I can see him now ironing his socks and his jeans. Well…everything. He’d iron everything. He was totally meticulous. One of the highlights when I worked with Gus at a studio other than The Mill was Gus’s lunchbox. Sheila would make up these lunches for him. She was equally meticulous. She’d actually wrap everything in silver foil and paper and stuff. We all used to sit there. No one could eat, because we’d just sit there looking at Gus and his lunchbox.
Gus’s world was the studio. That was his absolute world, in the same way as the stage is Elton’s world. Gus’s days were 18 hours long, typically. I remember one day we couldn’t work. I can’t remember what it was — some electrical fault or something. Gus rang me up and said, “I don’t know what we’re going to do.” I said, “Well, have a day off!” And he said, “Oh…” He never wanted to take any time off. He just loved it. The studio was the place he was the happiest, really.
The Mill was the most technologically advanced studio for its time. When Gus decided to build The Mill, he wanted it to his own specifications. He went over to Miami, and he met with sound guys and soundboard builders and said, “I want this and I’d like that.” All the things that he’d been frustrated with in other studios, he wanted to put right for his. Any bit of technical advancement, he would always be straight on it. He would go to the most extreme lengths. (Elton’s Manager) John Reid used to say that Gus’s theme song should have been “I’m Forever Blowing Budgets.”
When we first heard what Gus was doing (on the Elton John album in 1970), he became an instant golden hero. He took Elton’s songs into a realm that none of us ever imagined was possible. In fact, those recordings were the best recordings that any of us ever heard, on every level. It was like a Beatles’ situation; the sound, the production, the arrangements on the album, were just phenomenal. We’d been with Elton a couple of years before that, and we all liked his stuff, but that’s when it exploded. We just thought, “This is what we’ve been waiting for. This is what should have been happening ages ago.”

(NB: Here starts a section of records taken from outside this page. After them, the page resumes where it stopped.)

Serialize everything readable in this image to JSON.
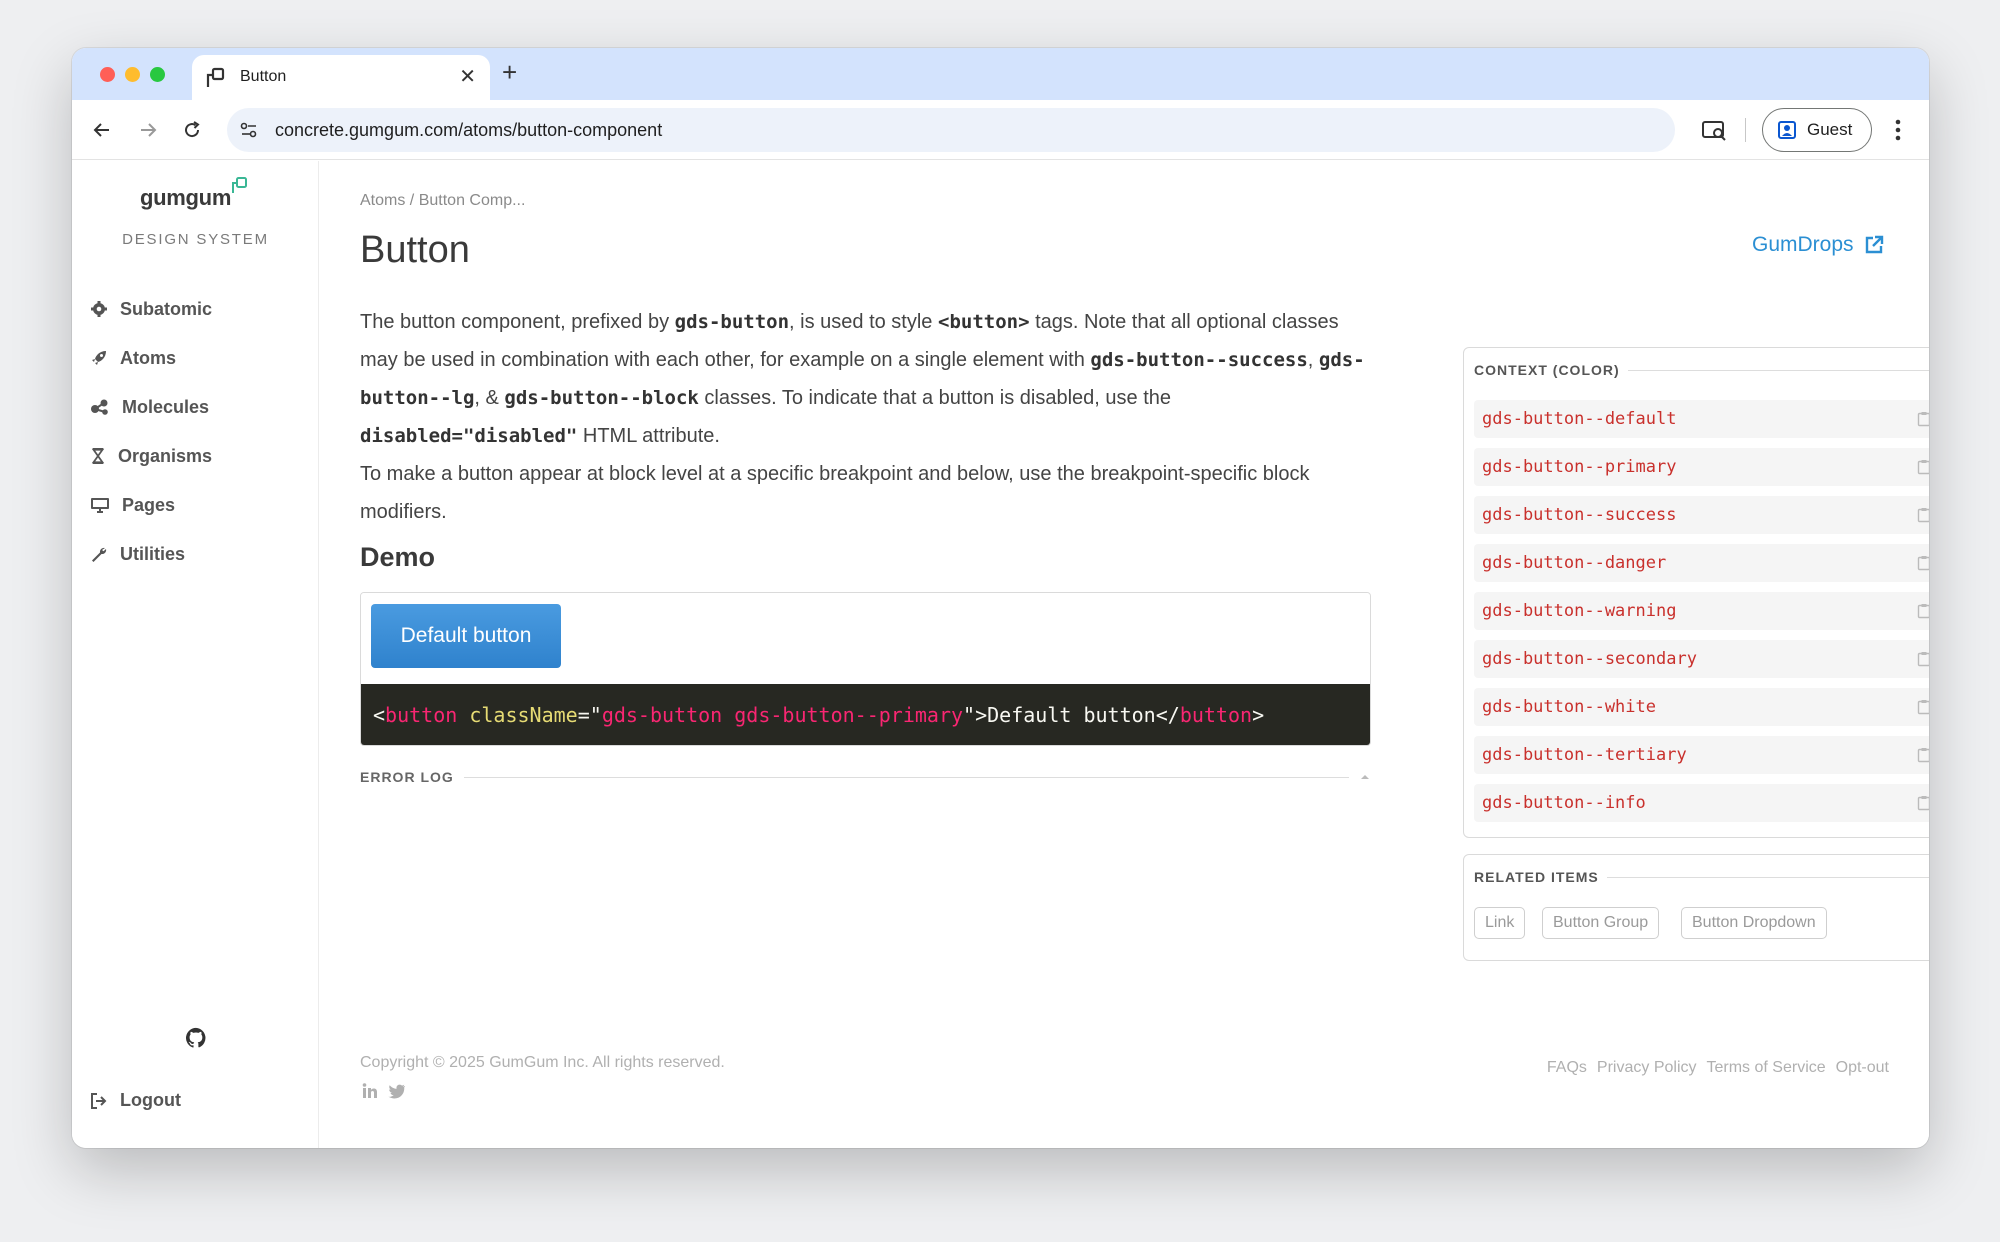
{
  "browser": {
    "tab_title": "Button",
    "url_host": "concrete.gumgum.com",
    "url_path": "/atoms/button-component",
    "profile_label": "Guest",
    "new_tab_symbol": "+",
    "close_symbol": "✕"
  },
  "sidebar": {
    "logo_text": "gumgum",
    "subtitle": "DESIGN SYSTEM",
    "items": [
      {
        "label": "Subatomic",
        "icon": "gear-icon"
      },
      {
        "label": "Atoms",
        "icon": "rocket-icon"
      },
      {
        "label": "Molecules",
        "icon": "molecule-icon"
      },
      {
        "label": "Organisms",
        "icon": "hourglass-icon"
      },
      {
        "label": "Pages",
        "icon": "monitor-icon"
      },
      {
        "label": "Utilities",
        "icon": "wrench-icon"
      }
    ],
    "logout_label": "Logout"
  },
  "breadcrumb": {
    "root": "Atoms",
    "separator": "/",
    "current": "Button Comp..."
  },
  "page": {
    "title": "Button",
    "gumdrops_label": "GumDrops",
    "desc": {
      "p1_a": "The button component, prefixed by ",
      "p1_code1": "gds-button",
      "p1_b": ", is used to style ",
      "p1_code2": "<button>",
      "p1_c": " tags. Note that all optional classes may be used in combination with each other, for example on a single element with ",
      "p1_code3": "gds-button--success",
      "p1_d": ", ",
      "p1_code4": "gds-button--lg",
      "p1_e": ", & ",
      "p1_code5": "gds-button--block",
      "p1_f": " classes. To indicate that a button is disabled, use the ",
      "p1_code6": "disabled=\"disabled\"",
      "p1_g": " HTML attribute.",
      "p2": "To make a button appear at block level at a specific breakpoint and below, use the breakpoint-specific block modifiers."
    },
    "demo_heading": "Demo",
    "demo_button_label": "Default button",
    "code": {
      "open_lt": "<",
      "tag": "button",
      "space": " ",
      "attr": "className",
      "eq_quote": "=\"",
      "value": "gds-button gds-button--primary",
      "close_quote_gt": "\">",
      "text": "Default button",
      "close_lt": "</",
      "close_tag": "button",
      "close_gt": ">"
    },
    "error_log_label": "ERROR LOG"
  },
  "context_panel": {
    "title": "CONTEXT (COLOR)",
    "items": [
      "gds-button--default",
      "gds-button--primary",
      "gds-button--success",
      "gds-button--danger",
      "gds-button--warning",
      "gds-button--secondary",
      "gds-button--white",
      "gds-button--tertiary",
      "gds-button--info"
    ]
  },
  "related_panel": {
    "title": "RELATED ITEMS",
    "items": [
      "Link",
      "Button Group",
      "Button Dropdown"
    ]
  },
  "footer": {
    "copyright": "Copyright © 2025 GumGum Inc. All rights reserved.",
    "links": [
      "FAQs",
      "Privacy Policy",
      "Terms of Service",
      "Opt-out"
    ]
  },
  "colors": {
    "accent": "#2b8fd3",
    "primary_button": "#3a8fd6",
    "code_background": "#272822",
    "class_name_red": "#c9302c",
    "logo_green": "#3ab795"
  }
}
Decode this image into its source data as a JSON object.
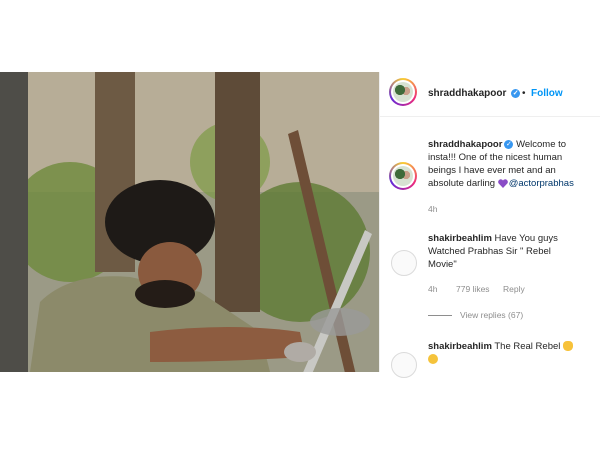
{
  "post": {
    "author": {
      "username": "shraddhakapoor",
      "separator": "•",
      "follow_label": "Follow"
    },
    "caption": {
      "username": "shraddhakapoor",
      "line1": "Welcome to",
      "line2": "insta!!! One of the nicest human",
      "line3": "beings I have ever met and an",
      "line4_pre": "absolute darling",
      "mention": "@actorprabhas",
      "time": "4h"
    },
    "comments": [
      {
        "username": "shakirbeahlim",
        "line1": "Have You guys",
        "line2": "Watched Prabhas Sir \" Rebel",
        "line3": "Movie\"",
        "time": "4h",
        "likes": "779 likes",
        "reply_label": "Reply",
        "view_replies": "View replies (67)"
      },
      {
        "username": "shakirbeahlim",
        "text": "The Real Rebel"
      }
    ]
  },
  "colors": {
    "accent": "#0095f6",
    "verified": "#3897f0",
    "muted": "#8e8e8e",
    "text": "#262626"
  },
  "icons": {
    "verified": "verified-badge-icon",
    "heart": "purple-heart-icon",
    "fist": "oncoming-fist-icon",
    "scream": "face-screaming-icon"
  }
}
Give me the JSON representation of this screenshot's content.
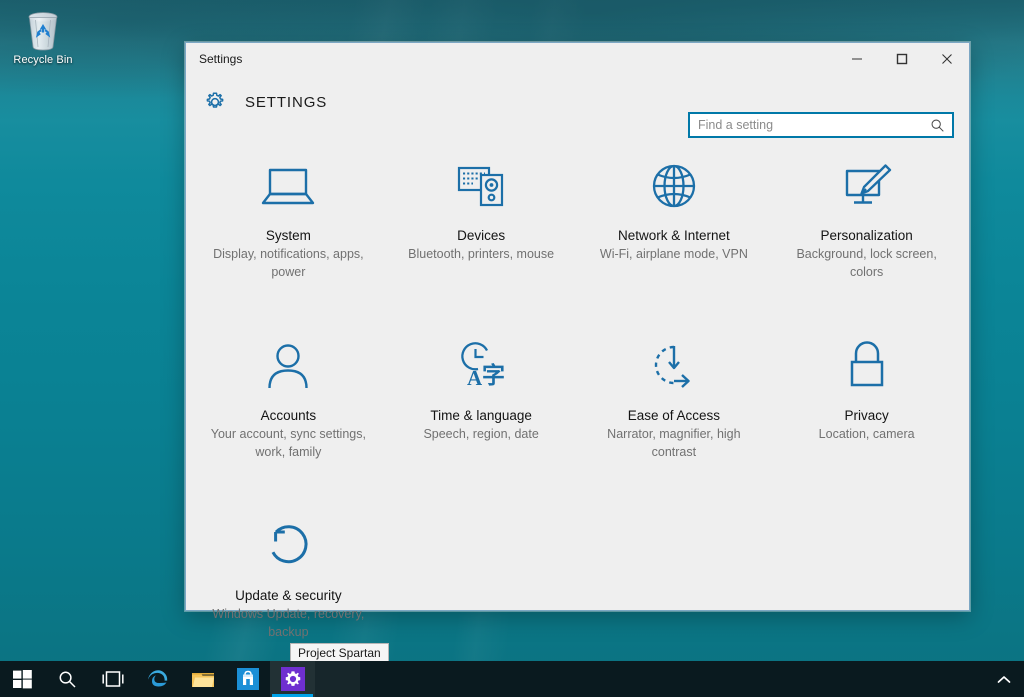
{
  "desktop": {
    "icons": [
      {
        "name": "Recycle Bin",
        "icon": "recycle-bin-icon"
      }
    ],
    "wallpaper_colors": {
      "top": "#1f6b78",
      "mid": "#0b8597",
      "bottom": "#0c7181"
    }
  },
  "window": {
    "title": "Settings",
    "heading": "SETTINGS",
    "gear_icon": "gear-icon",
    "accent": "#0078a8",
    "panel_bg": "#efefef",
    "controls": {
      "minimize": "minimize-icon",
      "maximize": "maximize-icon",
      "close": "close-icon"
    }
  },
  "search": {
    "placeholder": "Find a setting",
    "value": "",
    "icon": "search-icon"
  },
  "tiles": [
    {
      "title": "System",
      "desc": "Display, notifications, apps, power",
      "icon": "laptop-icon"
    },
    {
      "title": "Devices",
      "desc": "Bluetooth, printers, mouse",
      "icon": "keyboard-device-icon"
    },
    {
      "title": "Network & Internet",
      "desc": "Wi-Fi, airplane mode, VPN",
      "icon": "globe-icon"
    },
    {
      "title": "Personalization",
      "desc": "Background, lock screen, colors",
      "icon": "monitor-brush-icon"
    },
    {
      "title": "Accounts",
      "desc": "Your account, sync settings, work, family",
      "icon": "person-icon"
    },
    {
      "title": "Time & language",
      "desc": "Speech, region, date",
      "icon": "clock-language-icon"
    },
    {
      "title": "Ease of Access",
      "desc": "Narrator, magnifier, high contrast",
      "icon": "ease-of-access-icon"
    },
    {
      "title": "Privacy",
      "desc": "Location, camera",
      "icon": "lock-icon"
    },
    {
      "title": "Update & security",
      "desc": "Windows Update, recovery, backup",
      "icon": "refresh-circle-icon"
    }
  ],
  "tooltip": {
    "text": "Project Spartan"
  },
  "taskbar": {
    "bg": "#0a1a1f",
    "items": [
      {
        "name": "start-button",
        "icon": "windows-logo-icon",
        "label": "Start"
      },
      {
        "name": "search-button",
        "icon": "search-icon",
        "label": "Search"
      },
      {
        "name": "task-view-button",
        "icon": "task-view-icon",
        "label": "Task View"
      },
      {
        "name": "edge-button",
        "icon": "edge-icon",
        "label": "Project Spartan"
      },
      {
        "name": "file-explorer-button",
        "icon": "folder-icon",
        "label": "File Explorer"
      },
      {
        "name": "store-button",
        "icon": "store-icon",
        "label": "Store"
      },
      {
        "name": "settings-button",
        "icon": "gear-icon",
        "label": "Settings",
        "active": true
      }
    ],
    "tray": {
      "chevron": "chevron-up-icon"
    }
  }
}
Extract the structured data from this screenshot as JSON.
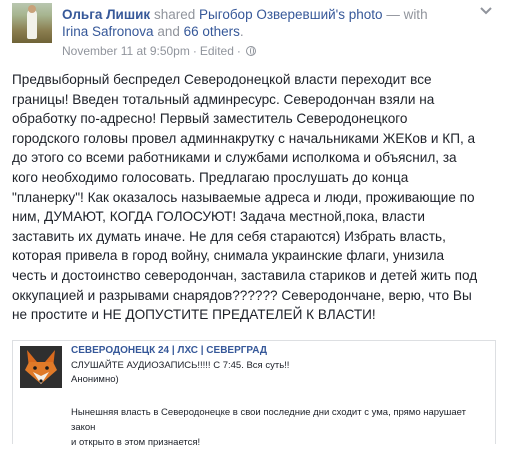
{
  "post": {
    "author": "Ольга Лишик",
    "action": "shared",
    "source_author": "Рыгобор Озверевший's",
    "source_object": "photo",
    "with_word": "— with",
    "tagged_person": "Irina Safronova",
    "and_word": "and",
    "others_link": "66 others",
    "period": ".",
    "timestamp": "November 11 at 9:50pm",
    "separator": "·",
    "edited": "Edited",
    "separator2": "·",
    "privacy_icon": "globe-icon",
    "text": "Предвыборный беспредел Северодонецкой власти переходит все\nграницы! Введен тотальный админресурс. Северодончан взяли на\nобработку по-адресно! Первый заместитель Северодонецкого\nгородского головы провел админнакрутку с начальниками ЖЕКов и КП, а\nдо этого со всеми работниками и службами исполкома и объяснил, за\nкого необходимо голосовать. Предлагаю прослушать до конца\n\"планерку\"! Как оказалось называемые адреса и люди, проживающие по\nним, ДУМАЮТ, КОГДА ГОЛОСУЮТ! Задача местной,пока, власти\nзаставить их думать иначе. Не для себя стараются) Избрать власть,\nкоторая привела в город войну, снимала украинские флаги, унизила\nчесть и достоинство северодончан, заставила стариков и детей жить под\nоккупацией и разрывами снарядов?????? Северодончане, верю, что Вы\nне простите и НЕ ДОПУСТИТЕ ПРЕДАТЕЛЕЙ К ВЛАСТИ!"
  },
  "shared": {
    "title": "СЕВЕРОДОНЕЦК 24 | ЛХС | СЕВЕРГРАД",
    "subtitle": "СЛУШАЙТЕ АУДИОЗАПИСЬ!!!!! С 7:45. Вся суть!!\nАнонимно)",
    "text": "Нынешняя власть в Северодонецке в свои последние дни сходит с ума, прямо нарушает закон\nи открыто в этом признается!"
  },
  "icons": {
    "options": "chevron-down-icon"
  },
  "colors": {
    "link": "#365899",
    "meta": "#90949c",
    "text": "#1d2129"
  }
}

I just wish he was still here. People like that just don’t seem to really exist much anymore. His humor and his parties…and of course his work. I miss him very much.